### [Extracted records]
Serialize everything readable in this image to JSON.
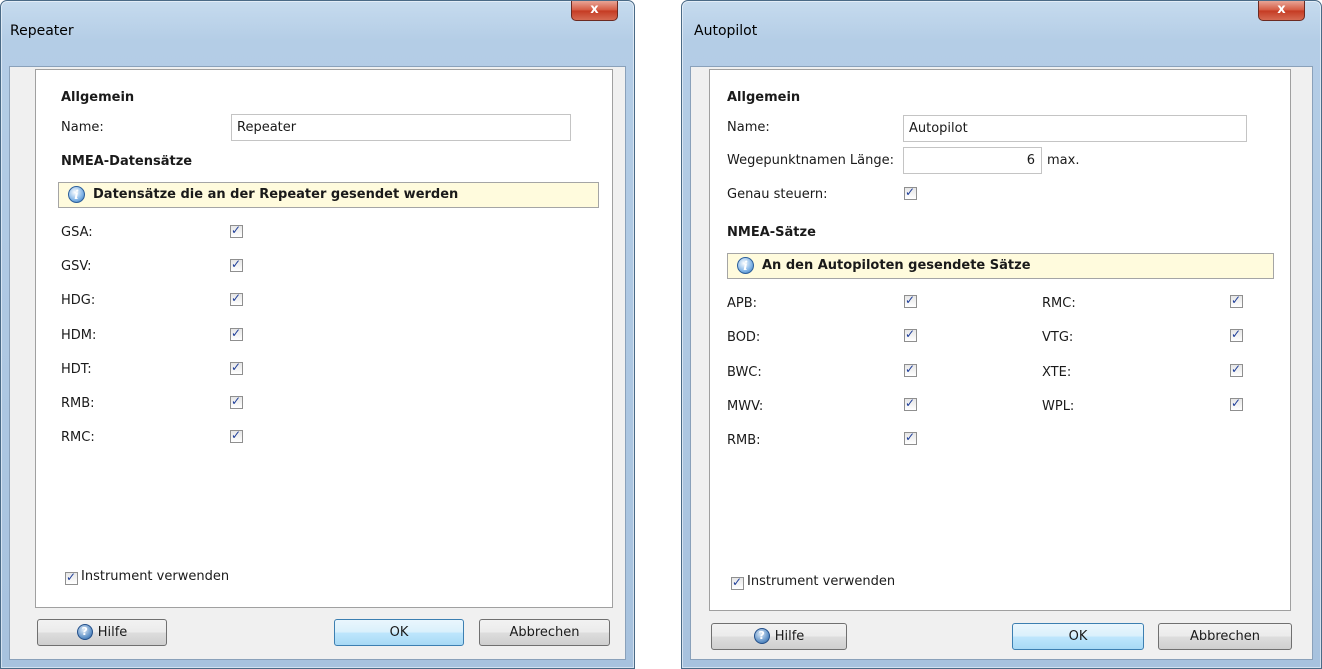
{
  "repeater": {
    "title": "Repeater",
    "close": "x",
    "general_heading": "Allgemein",
    "name_label": "Name:",
    "name_value": "Repeater",
    "nmea_heading": "NMEA-Datensätze",
    "info_icon": "i",
    "info_text": "Datensätze die an der Repeater gesendet werden",
    "sentences": [
      {
        "label": "GSA:",
        "checked": true
      },
      {
        "label": "GSV:",
        "checked": true
      },
      {
        "label": "HDG:",
        "checked": true
      },
      {
        "label": "HDM:",
        "checked": true
      },
      {
        "label": "HDT:",
        "checked": true
      },
      {
        "label": "RMB:",
        "checked": true
      },
      {
        "label": "RMC:",
        "checked": true
      }
    ],
    "use_instrument_label": "Instrument verwenden",
    "use_instrument_checked": true,
    "help_icon": "?",
    "help_label": "Hilfe",
    "ok_label": "OK",
    "cancel_label": "Abbrechen"
  },
  "autopilot": {
    "title": "Autopilot",
    "close": "x",
    "general_heading": "Allgemein",
    "name_label": "Name:",
    "name_value": "Autopilot",
    "waypoint_label": "Wegepunktnamen Länge:",
    "waypoint_value": "6",
    "waypoint_suffix": "max.",
    "steer_label": "Genau steuern:",
    "steer_checked": true,
    "nmea_heading": "NMEA-Sätze",
    "info_icon": "i",
    "info_text": "An den Autopiloten gesendete Sätze",
    "sentences_left": [
      {
        "label": "APB:",
        "checked": true
      },
      {
        "label": "BOD:",
        "checked": true
      },
      {
        "label": "BWC:",
        "checked": true
      },
      {
        "label": "MWV:",
        "checked": true
      },
      {
        "label": "RMB:",
        "checked": true
      }
    ],
    "sentences_right": [
      {
        "label": "RMC:",
        "checked": true
      },
      {
        "label": "VTG:",
        "checked": true
      },
      {
        "label": "XTE:",
        "checked": true
      },
      {
        "label": "WPL:",
        "checked": true
      }
    ],
    "use_instrument_label": "Instrument verwenden",
    "use_instrument_checked": true,
    "help_icon": "?",
    "help_label": "Hilfe",
    "ok_label": "OK",
    "cancel_label": "Abbrechen"
  }
}
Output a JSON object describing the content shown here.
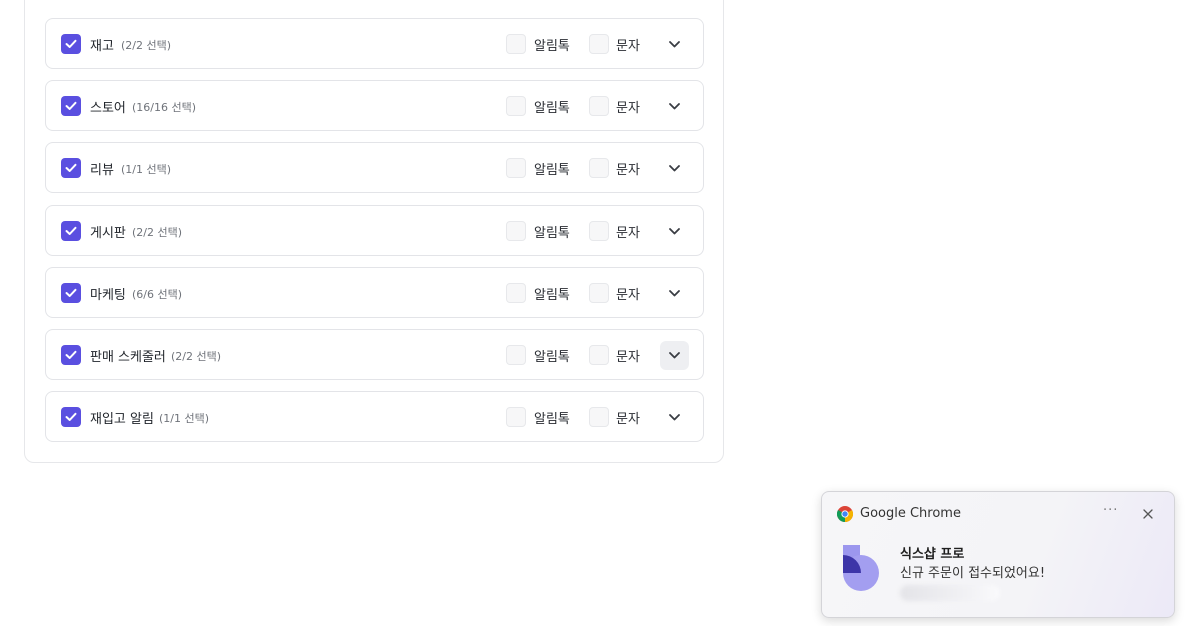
{
  "categories": [
    {
      "label": "재고",
      "count": "(2/2 선택)"
    },
    {
      "label": "스토어",
      "count": "(16/16 선택)"
    },
    {
      "label": "리뷰",
      "count": "(1/1 선택)"
    },
    {
      "label": "게시판",
      "count": "(2/2 선택)"
    },
    {
      "label": "마케팅",
      "count": "(6/6 선택)"
    },
    {
      "label": "판매 스케줄러",
      "count": "(2/2 선택)"
    },
    {
      "label": "재입고 알림",
      "count": "(1/1 선택)"
    }
  ],
  "channels": {
    "alimtalk": "알림톡",
    "sms": "문자"
  },
  "colors": {
    "accent": "#5a4fe0"
  },
  "notification": {
    "app": "Google Chrome",
    "more": "···",
    "title": "식스샵 프로",
    "body": "신규 주문이 접수되었어요!"
  }
}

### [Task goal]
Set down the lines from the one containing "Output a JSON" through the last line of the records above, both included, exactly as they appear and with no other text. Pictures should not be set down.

### [Reply]
Output a JSON object describing the content shown here.
{
  "categories": [
    {
      "label": "재고",
      "count": "(2/2 선택)"
    },
    {
      "label": "스토어",
      "count": "(16/16 선택)"
    },
    {
      "label": "리뷰",
      "count": "(1/1 선택)"
    },
    {
      "label": "게시판",
      "count": "(2/2 선택)"
    },
    {
      "label": "마케팅",
      "count": "(6/6 선택)"
    },
    {
      "label": "판매 스케줄러",
      "count": "(2/2 선택)"
    },
    {
      "label": "재입고 알림",
      "count": "(1/1 선택)"
    }
  ],
  "channels": {
    "alimtalk": "알림톡",
    "sms": "문자"
  },
  "colors": {
    "accent": "#5a4fe0"
  },
  "notification": {
    "app": "Google Chrome",
    "more": "···",
    "title": "식스샵 프로",
    "body": "신규 주문이 접수되었어요!"
  }
}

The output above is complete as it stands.